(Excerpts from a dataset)
○ ○ ○ ○
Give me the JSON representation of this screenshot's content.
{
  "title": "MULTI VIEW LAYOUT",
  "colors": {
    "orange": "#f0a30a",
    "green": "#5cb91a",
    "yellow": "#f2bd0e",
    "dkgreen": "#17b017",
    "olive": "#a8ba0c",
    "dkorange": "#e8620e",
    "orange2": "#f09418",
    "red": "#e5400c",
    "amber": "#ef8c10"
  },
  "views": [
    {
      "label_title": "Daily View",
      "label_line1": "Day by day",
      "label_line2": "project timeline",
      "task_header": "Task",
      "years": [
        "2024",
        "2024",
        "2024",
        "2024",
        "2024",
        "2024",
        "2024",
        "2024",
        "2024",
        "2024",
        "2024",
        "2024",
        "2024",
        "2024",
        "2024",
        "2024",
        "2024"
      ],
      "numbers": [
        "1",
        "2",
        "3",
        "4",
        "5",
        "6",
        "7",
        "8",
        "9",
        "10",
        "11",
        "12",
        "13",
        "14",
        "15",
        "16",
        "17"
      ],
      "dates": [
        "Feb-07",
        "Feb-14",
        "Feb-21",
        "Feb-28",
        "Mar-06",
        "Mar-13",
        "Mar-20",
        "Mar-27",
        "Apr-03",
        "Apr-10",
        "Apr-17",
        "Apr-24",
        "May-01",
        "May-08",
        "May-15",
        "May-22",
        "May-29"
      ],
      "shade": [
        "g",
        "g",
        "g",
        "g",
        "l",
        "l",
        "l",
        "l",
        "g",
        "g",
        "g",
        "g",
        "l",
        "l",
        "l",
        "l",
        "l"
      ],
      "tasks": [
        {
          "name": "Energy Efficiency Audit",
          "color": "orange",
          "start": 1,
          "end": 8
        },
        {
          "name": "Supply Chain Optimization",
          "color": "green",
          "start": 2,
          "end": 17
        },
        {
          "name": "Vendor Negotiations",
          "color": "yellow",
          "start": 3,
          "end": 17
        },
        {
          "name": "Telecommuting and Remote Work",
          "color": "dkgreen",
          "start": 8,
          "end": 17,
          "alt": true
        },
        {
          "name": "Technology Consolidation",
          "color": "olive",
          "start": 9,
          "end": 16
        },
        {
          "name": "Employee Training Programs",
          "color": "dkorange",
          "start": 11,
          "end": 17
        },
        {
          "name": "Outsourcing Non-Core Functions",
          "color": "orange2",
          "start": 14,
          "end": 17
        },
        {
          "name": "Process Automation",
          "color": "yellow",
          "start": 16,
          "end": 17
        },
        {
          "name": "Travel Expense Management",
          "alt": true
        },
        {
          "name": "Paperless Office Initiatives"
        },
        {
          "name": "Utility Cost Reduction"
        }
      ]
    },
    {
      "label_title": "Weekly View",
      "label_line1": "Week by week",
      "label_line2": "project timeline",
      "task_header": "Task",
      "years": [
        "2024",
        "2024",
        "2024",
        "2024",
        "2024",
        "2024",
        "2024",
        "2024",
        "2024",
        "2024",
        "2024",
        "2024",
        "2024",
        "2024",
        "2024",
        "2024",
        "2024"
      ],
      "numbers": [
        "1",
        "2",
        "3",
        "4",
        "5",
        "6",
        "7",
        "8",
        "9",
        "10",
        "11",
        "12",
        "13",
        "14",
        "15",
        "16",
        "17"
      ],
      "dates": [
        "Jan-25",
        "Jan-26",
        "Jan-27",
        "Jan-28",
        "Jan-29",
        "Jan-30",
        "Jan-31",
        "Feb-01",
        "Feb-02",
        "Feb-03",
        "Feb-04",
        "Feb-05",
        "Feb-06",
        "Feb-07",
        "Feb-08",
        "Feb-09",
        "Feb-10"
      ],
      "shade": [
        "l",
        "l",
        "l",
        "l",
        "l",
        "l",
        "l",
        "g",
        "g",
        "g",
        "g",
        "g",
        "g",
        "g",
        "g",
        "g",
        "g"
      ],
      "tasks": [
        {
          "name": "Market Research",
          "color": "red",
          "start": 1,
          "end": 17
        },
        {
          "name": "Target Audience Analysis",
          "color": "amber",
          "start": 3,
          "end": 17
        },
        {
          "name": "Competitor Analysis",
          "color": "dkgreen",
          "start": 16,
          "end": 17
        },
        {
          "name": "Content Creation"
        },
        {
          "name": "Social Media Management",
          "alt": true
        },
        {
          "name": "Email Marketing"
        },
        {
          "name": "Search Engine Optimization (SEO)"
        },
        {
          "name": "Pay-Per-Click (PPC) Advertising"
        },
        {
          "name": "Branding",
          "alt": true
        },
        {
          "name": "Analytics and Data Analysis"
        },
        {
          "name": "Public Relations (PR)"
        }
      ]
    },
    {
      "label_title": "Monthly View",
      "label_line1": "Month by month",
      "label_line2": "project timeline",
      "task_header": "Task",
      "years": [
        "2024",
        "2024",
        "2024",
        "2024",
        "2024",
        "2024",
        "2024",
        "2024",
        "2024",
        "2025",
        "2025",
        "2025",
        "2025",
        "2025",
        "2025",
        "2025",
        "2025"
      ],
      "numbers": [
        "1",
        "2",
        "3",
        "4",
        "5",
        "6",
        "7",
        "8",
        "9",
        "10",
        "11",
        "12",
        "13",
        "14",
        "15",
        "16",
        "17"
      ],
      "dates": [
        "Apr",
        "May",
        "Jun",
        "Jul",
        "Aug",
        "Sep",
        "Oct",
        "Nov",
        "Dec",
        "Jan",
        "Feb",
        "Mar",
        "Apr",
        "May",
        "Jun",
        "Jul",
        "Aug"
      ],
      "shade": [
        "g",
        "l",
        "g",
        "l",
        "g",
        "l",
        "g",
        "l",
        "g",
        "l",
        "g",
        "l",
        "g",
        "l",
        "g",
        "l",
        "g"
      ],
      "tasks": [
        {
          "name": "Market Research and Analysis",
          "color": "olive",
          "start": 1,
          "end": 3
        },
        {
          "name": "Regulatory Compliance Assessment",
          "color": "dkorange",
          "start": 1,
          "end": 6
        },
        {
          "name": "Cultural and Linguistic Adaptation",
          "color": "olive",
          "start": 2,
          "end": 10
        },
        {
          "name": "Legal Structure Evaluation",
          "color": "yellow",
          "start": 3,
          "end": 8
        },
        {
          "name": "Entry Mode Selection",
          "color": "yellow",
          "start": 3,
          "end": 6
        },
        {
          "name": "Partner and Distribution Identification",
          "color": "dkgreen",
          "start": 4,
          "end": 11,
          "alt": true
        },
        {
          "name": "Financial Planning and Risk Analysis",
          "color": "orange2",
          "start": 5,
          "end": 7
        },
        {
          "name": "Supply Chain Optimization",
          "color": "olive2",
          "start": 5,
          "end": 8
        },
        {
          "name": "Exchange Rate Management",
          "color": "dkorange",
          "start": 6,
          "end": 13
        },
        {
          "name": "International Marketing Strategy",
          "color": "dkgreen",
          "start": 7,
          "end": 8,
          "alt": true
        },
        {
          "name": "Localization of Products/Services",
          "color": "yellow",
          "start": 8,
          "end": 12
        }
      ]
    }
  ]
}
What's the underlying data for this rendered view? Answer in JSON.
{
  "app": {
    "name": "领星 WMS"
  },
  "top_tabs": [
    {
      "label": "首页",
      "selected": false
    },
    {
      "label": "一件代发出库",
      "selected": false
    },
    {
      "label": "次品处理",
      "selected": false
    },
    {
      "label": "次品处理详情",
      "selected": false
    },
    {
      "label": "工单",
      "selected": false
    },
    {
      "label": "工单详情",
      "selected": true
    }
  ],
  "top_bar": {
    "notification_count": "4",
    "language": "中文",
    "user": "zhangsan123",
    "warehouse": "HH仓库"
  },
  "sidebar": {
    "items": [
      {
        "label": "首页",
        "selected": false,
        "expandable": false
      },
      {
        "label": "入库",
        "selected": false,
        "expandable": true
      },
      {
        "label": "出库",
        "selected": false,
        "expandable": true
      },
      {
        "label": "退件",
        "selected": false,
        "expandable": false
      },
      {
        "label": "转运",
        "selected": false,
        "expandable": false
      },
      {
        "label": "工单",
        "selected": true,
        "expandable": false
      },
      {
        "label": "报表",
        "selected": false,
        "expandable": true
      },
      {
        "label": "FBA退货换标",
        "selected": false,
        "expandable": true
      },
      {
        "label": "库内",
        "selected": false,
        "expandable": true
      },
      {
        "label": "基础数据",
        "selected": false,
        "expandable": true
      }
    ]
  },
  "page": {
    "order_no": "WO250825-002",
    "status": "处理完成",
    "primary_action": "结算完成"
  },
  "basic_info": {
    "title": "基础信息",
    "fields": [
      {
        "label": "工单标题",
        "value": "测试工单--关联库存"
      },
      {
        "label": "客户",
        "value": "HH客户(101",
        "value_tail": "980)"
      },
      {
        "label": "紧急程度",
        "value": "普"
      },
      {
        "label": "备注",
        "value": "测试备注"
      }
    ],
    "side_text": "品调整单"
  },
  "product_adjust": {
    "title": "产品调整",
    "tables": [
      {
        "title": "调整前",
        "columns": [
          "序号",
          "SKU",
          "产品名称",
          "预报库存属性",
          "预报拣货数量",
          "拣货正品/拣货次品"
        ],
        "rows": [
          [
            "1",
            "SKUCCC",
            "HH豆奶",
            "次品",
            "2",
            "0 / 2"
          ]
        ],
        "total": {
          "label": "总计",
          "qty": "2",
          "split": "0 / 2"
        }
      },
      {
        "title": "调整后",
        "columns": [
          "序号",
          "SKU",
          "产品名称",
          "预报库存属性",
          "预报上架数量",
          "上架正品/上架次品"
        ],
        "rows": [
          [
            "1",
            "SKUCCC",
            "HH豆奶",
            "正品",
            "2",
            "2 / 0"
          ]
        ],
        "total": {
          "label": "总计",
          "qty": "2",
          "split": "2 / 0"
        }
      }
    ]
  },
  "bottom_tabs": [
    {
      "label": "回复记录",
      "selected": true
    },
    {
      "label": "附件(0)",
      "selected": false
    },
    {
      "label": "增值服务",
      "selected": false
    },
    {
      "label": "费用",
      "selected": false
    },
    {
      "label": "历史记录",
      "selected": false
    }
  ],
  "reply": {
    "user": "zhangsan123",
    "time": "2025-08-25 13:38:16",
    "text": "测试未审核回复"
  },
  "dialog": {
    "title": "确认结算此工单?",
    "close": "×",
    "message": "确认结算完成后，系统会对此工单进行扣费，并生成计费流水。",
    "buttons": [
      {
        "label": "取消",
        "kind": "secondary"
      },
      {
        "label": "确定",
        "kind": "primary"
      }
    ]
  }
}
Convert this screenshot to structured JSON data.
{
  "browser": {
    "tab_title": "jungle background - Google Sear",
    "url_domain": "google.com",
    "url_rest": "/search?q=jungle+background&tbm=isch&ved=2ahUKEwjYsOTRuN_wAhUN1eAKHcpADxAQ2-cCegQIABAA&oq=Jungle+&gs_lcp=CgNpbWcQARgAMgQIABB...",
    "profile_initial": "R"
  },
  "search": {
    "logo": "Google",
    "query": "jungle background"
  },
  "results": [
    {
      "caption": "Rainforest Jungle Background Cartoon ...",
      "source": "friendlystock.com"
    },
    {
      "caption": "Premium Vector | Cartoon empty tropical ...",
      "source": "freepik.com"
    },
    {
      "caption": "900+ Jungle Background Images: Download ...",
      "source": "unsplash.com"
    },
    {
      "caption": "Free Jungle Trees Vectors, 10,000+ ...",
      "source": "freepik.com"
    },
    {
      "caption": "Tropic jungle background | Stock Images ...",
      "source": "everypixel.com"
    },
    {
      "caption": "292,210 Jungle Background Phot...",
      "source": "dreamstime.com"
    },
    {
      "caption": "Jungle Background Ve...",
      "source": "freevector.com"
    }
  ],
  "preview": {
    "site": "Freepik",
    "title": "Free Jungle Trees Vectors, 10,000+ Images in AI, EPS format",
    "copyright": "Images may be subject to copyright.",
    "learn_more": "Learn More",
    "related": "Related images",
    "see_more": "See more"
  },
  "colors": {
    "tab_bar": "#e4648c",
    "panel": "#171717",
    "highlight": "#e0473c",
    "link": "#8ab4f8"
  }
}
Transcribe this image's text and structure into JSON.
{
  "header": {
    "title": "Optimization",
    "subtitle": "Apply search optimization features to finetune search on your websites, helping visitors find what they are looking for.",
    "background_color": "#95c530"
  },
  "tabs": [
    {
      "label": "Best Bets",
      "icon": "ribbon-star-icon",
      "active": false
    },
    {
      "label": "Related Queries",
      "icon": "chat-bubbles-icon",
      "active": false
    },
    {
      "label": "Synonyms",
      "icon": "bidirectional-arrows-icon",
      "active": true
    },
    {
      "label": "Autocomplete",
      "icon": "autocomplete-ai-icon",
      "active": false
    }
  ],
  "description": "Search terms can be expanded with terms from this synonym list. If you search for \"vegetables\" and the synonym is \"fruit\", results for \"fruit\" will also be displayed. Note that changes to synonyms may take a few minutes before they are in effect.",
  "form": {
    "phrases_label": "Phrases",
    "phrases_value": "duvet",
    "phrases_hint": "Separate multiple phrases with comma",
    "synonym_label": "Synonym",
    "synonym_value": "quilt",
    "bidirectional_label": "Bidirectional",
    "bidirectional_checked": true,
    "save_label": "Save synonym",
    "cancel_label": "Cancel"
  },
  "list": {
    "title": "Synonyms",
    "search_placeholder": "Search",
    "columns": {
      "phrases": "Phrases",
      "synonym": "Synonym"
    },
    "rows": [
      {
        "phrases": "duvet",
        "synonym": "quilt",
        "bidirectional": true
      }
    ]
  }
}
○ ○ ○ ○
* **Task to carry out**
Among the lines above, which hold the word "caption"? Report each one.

* **Task answer**
      "caption": "Rainforest Jungle Background Cartoon ...",
      "caption": "Premium Vector | Cartoon empty tropical ...",
      "caption": "900+ Jungle Background Images: Download ...",
      "caption": "Free Jungle Trees Vectors, 10,000+ ...",
      "caption": "Tropic jungle background | Stock Images ...",
      "caption": "292,210 Jungle Background Phot...",
      "caption": "Jungle Background Ve...",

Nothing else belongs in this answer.